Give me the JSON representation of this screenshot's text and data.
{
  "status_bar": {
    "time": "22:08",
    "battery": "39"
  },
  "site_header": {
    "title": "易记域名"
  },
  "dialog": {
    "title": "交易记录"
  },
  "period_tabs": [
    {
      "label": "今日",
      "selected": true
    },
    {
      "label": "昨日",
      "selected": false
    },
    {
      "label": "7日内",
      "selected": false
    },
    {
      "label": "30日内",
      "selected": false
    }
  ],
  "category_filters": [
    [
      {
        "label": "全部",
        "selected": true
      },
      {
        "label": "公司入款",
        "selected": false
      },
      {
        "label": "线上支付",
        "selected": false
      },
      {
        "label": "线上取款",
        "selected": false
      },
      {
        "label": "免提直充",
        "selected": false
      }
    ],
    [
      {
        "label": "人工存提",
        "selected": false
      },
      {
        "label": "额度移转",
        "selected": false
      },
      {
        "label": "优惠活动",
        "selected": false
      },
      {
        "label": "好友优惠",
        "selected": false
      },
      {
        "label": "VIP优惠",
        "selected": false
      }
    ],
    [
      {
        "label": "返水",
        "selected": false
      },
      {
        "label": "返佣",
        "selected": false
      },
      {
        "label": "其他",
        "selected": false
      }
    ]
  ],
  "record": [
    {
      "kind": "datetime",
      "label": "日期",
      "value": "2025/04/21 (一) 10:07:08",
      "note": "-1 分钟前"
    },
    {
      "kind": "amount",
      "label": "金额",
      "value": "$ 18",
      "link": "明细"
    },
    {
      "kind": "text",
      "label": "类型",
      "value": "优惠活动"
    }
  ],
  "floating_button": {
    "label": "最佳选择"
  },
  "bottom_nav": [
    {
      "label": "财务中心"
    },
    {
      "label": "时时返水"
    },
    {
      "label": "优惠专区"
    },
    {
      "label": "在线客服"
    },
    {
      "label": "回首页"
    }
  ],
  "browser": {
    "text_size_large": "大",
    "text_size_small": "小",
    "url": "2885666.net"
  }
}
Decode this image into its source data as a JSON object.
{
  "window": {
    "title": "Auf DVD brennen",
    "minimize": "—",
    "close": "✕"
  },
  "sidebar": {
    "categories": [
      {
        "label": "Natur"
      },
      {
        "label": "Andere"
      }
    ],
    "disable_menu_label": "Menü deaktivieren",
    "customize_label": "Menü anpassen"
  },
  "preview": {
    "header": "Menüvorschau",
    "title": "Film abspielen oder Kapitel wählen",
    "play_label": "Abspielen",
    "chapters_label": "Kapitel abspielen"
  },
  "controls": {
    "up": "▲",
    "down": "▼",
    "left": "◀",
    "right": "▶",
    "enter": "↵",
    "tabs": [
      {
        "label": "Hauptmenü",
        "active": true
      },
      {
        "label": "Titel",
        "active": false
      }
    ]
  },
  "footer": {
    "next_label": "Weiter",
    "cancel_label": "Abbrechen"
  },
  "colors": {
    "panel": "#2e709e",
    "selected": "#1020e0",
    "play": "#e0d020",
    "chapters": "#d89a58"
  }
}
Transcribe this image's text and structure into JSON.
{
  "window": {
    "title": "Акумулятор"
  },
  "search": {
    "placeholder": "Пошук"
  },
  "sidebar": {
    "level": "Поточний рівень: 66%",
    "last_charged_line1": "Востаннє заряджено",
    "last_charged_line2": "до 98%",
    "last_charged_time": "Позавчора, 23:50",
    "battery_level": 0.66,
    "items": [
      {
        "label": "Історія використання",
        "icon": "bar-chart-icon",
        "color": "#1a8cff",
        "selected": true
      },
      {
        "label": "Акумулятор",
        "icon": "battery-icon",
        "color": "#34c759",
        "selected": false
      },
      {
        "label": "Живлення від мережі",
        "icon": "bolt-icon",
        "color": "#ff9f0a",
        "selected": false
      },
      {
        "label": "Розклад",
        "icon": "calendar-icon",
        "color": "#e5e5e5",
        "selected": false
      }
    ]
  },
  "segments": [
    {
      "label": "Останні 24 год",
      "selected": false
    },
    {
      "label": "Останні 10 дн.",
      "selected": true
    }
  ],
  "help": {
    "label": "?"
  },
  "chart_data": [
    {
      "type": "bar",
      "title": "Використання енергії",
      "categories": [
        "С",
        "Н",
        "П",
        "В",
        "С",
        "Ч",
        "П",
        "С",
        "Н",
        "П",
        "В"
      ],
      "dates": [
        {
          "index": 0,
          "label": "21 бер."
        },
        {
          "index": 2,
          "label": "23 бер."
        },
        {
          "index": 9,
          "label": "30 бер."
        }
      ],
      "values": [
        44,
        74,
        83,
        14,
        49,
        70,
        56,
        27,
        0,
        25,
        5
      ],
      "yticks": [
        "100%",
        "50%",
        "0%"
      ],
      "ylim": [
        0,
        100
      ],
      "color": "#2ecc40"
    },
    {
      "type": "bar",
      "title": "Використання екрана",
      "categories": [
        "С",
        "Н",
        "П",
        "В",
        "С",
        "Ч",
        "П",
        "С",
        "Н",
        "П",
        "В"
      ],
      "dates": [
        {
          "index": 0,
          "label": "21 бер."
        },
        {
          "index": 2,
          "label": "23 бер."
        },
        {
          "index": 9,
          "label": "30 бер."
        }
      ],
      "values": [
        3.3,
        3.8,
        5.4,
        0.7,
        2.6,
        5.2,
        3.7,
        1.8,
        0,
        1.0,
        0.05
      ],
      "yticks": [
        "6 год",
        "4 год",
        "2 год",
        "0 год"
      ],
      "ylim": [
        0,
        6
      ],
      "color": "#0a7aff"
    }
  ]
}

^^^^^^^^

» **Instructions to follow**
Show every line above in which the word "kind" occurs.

» **Expected output**
      "kind": "datetime",
      "kind": "amount",
      "kind": "text",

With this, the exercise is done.